Exercise: Pick out all lines of the entries that include the word "explorer" and copy them.

Dataset excerpts:
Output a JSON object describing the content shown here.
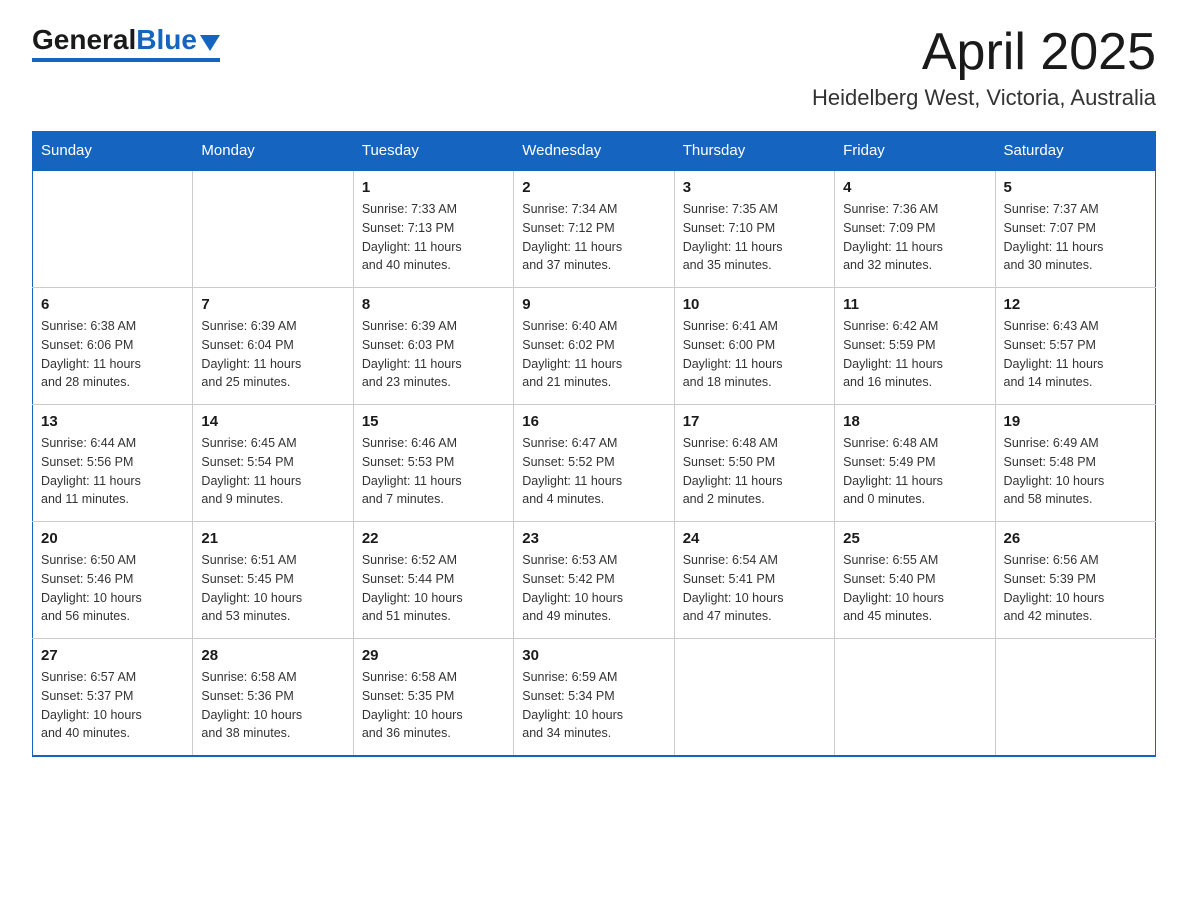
{
  "header": {
    "logo_general": "General",
    "logo_blue": "Blue",
    "month_title": "April 2025",
    "location": "Heidelberg West, Victoria, Australia"
  },
  "days_of_week": [
    "Sunday",
    "Monday",
    "Tuesday",
    "Wednesday",
    "Thursday",
    "Friday",
    "Saturday"
  ],
  "weeks": [
    [
      {
        "day": "",
        "info": ""
      },
      {
        "day": "",
        "info": ""
      },
      {
        "day": "1",
        "info": "Sunrise: 7:33 AM\nSunset: 7:13 PM\nDaylight: 11 hours\nand 40 minutes."
      },
      {
        "day": "2",
        "info": "Sunrise: 7:34 AM\nSunset: 7:12 PM\nDaylight: 11 hours\nand 37 minutes."
      },
      {
        "day": "3",
        "info": "Sunrise: 7:35 AM\nSunset: 7:10 PM\nDaylight: 11 hours\nand 35 minutes."
      },
      {
        "day": "4",
        "info": "Sunrise: 7:36 AM\nSunset: 7:09 PM\nDaylight: 11 hours\nand 32 minutes."
      },
      {
        "day": "5",
        "info": "Sunrise: 7:37 AM\nSunset: 7:07 PM\nDaylight: 11 hours\nand 30 minutes."
      }
    ],
    [
      {
        "day": "6",
        "info": "Sunrise: 6:38 AM\nSunset: 6:06 PM\nDaylight: 11 hours\nand 28 minutes."
      },
      {
        "day": "7",
        "info": "Sunrise: 6:39 AM\nSunset: 6:04 PM\nDaylight: 11 hours\nand 25 minutes."
      },
      {
        "day": "8",
        "info": "Sunrise: 6:39 AM\nSunset: 6:03 PM\nDaylight: 11 hours\nand 23 minutes."
      },
      {
        "day": "9",
        "info": "Sunrise: 6:40 AM\nSunset: 6:02 PM\nDaylight: 11 hours\nand 21 minutes."
      },
      {
        "day": "10",
        "info": "Sunrise: 6:41 AM\nSunset: 6:00 PM\nDaylight: 11 hours\nand 18 minutes."
      },
      {
        "day": "11",
        "info": "Sunrise: 6:42 AM\nSunset: 5:59 PM\nDaylight: 11 hours\nand 16 minutes."
      },
      {
        "day": "12",
        "info": "Sunrise: 6:43 AM\nSunset: 5:57 PM\nDaylight: 11 hours\nand 14 minutes."
      }
    ],
    [
      {
        "day": "13",
        "info": "Sunrise: 6:44 AM\nSunset: 5:56 PM\nDaylight: 11 hours\nand 11 minutes."
      },
      {
        "day": "14",
        "info": "Sunrise: 6:45 AM\nSunset: 5:54 PM\nDaylight: 11 hours\nand 9 minutes."
      },
      {
        "day": "15",
        "info": "Sunrise: 6:46 AM\nSunset: 5:53 PM\nDaylight: 11 hours\nand 7 minutes."
      },
      {
        "day": "16",
        "info": "Sunrise: 6:47 AM\nSunset: 5:52 PM\nDaylight: 11 hours\nand 4 minutes."
      },
      {
        "day": "17",
        "info": "Sunrise: 6:48 AM\nSunset: 5:50 PM\nDaylight: 11 hours\nand 2 minutes."
      },
      {
        "day": "18",
        "info": "Sunrise: 6:48 AM\nSunset: 5:49 PM\nDaylight: 11 hours\nand 0 minutes."
      },
      {
        "day": "19",
        "info": "Sunrise: 6:49 AM\nSunset: 5:48 PM\nDaylight: 10 hours\nand 58 minutes."
      }
    ],
    [
      {
        "day": "20",
        "info": "Sunrise: 6:50 AM\nSunset: 5:46 PM\nDaylight: 10 hours\nand 56 minutes."
      },
      {
        "day": "21",
        "info": "Sunrise: 6:51 AM\nSunset: 5:45 PM\nDaylight: 10 hours\nand 53 minutes."
      },
      {
        "day": "22",
        "info": "Sunrise: 6:52 AM\nSunset: 5:44 PM\nDaylight: 10 hours\nand 51 minutes."
      },
      {
        "day": "23",
        "info": "Sunrise: 6:53 AM\nSunset: 5:42 PM\nDaylight: 10 hours\nand 49 minutes."
      },
      {
        "day": "24",
        "info": "Sunrise: 6:54 AM\nSunset: 5:41 PM\nDaylight: 10 hours\nand 47 minutes."
      },
      {
        "day": "25",
        "info": "Sunrise: 6:55 AM\nSunset: 5:40 PM\nDaylight: 10 hours\nand 45 minutes."
      },
      {
        "day": "26",
        "info": "Sunrise: 6:56 AM\nSunset: 5:39 PM\nDaylight: 10 hours\nand 42 minutes."
      }
    ],
    [
      {
        "day": "27",
        "info": "Sunrise: 6:57 AM\nSunset: 5:37 PM\nDaylight: 10 hours\nand 40 minutes."
      },
      {
        "day": "28",
        "info": "Sunrise: 6:58 AM\nSunset: 5:36 PM\nDaylight: 10 hours\nand 38 minutes."
      },
      {
        "day": "29",
        "info": "Sunrise: 6:58 AM\nSunset: 5:35 PM\nDaylight: 10 hours\nand 36 minutes."
      },
      {
        "day": "30",
        "info": "Sunrise: 6:59 AM\nSunset: 5:34 PM\nDaylight: 10 hours\nand 34 minutes."
      },
      {
        "day": "",
        "info": ""
      },
      {
        "day": "",
        "info": ""
      },
      {
        "day": "",
        "info": ""
      }
    ]
  ]
}
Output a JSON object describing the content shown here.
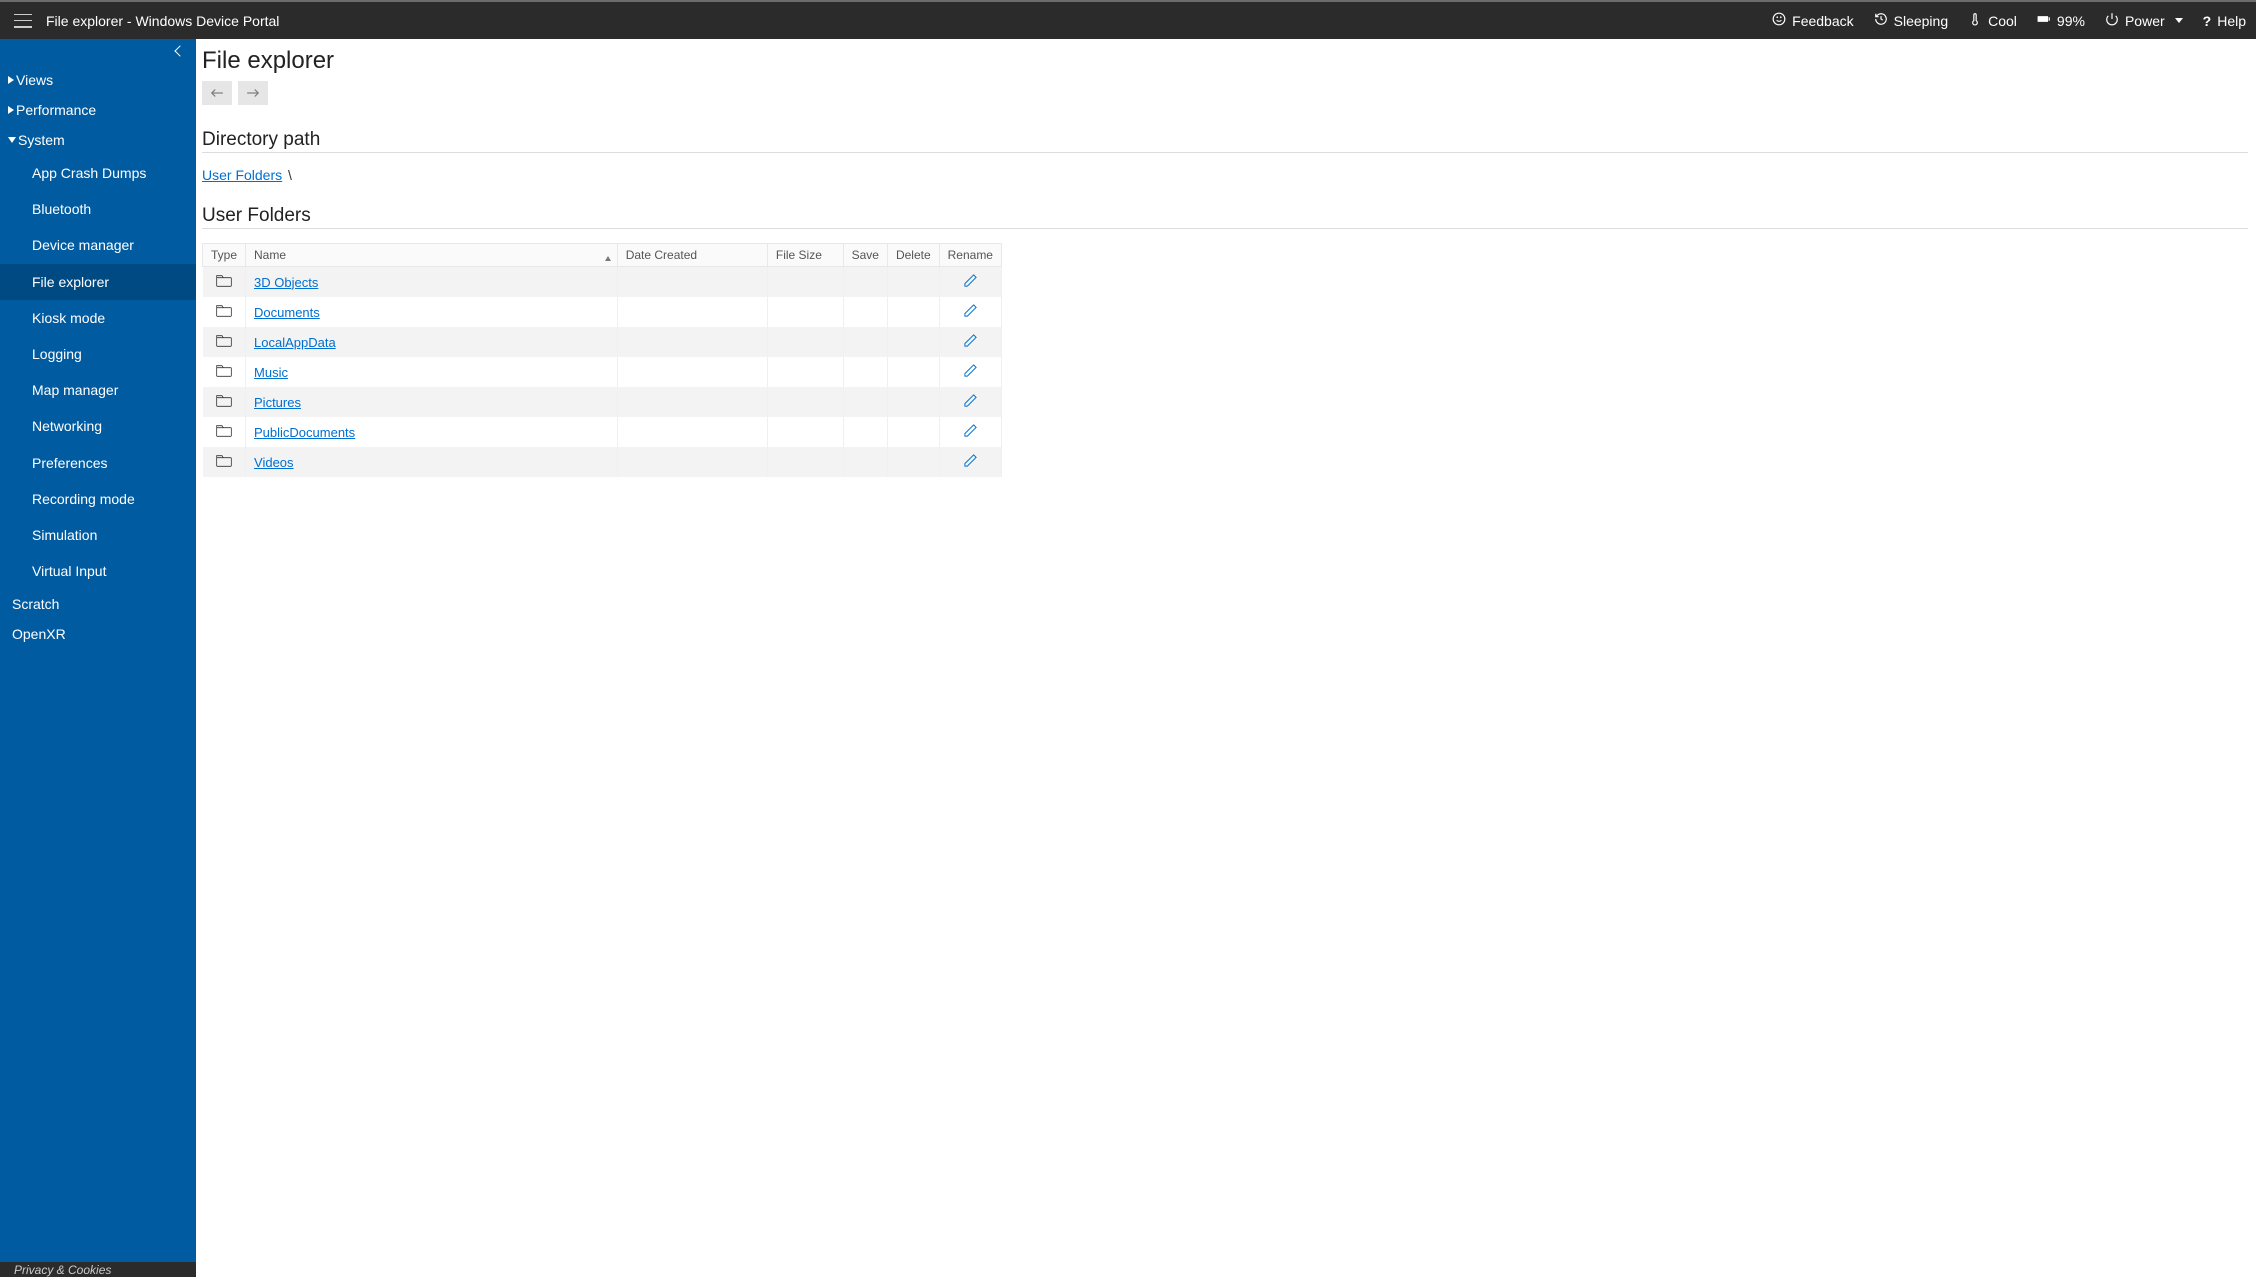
{
  "header": {
    "title": "File explorer - Windows Device Portal",
    "feedback": "Feedback",
    "sleeping": "Sleeping",
    "cool": "Cool",
    "battery": "99%",
    "power": "Power",
    "help": "Help"
  },
  "sidebar": {
    "groups": [
      {
        "label": "Views",
        "open": false
      },
      {
        "label": "Performance",
        "open": false
      },
      {
        "label": "System",
        "open": true
      }
    ],
    "systemItems": [
      "App Crash Dumps",
      "Bluetooth",
      "Device manager",
      "File explorer",
      "Kiosk mode",
      "Logging",
      "Map manager",
      "Networking",
      "Preferences",
      "Recording mode",
      "Simulation",
      "Virtual Input"
    ],
    "activeIndex": 3,
    "after": [
      "Scratch",
      "OpenXR"
    ],
    "footer": "Privacy & Cookies"
  },
  "main": {
    "pageTitle": "File explorer",
    "dirPathLabel": "Directory path",
    "crumbRoot": "User Folders",
    "crumbSep": "\\",
    "listingTitle": "User Folders",
    "cols": {
      "type": "Type",
      "name": "Name",
      "date": "Date Created",
      "size": "File Size",
      "save": "Save",
      "delete": "Delete",
      "rename": "Rename"
    },
    "rows": [
      {
        "name": "3D Objects"
      },
      {
        "name": "Documents"
      },
      {
        "name": "LocalAppData"
      },
      {
        "name": "Music"
      },
      {
        "name": "Pictures"
      },
      {
        "name": "PublicDocuments"
      },
      {
        "name": "Videos"
      }
    ]
  }
}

Completed task:
    "title": "File explorer - Windows Device Portal",
      "File explorer",
    "pageTitle": "File explorer",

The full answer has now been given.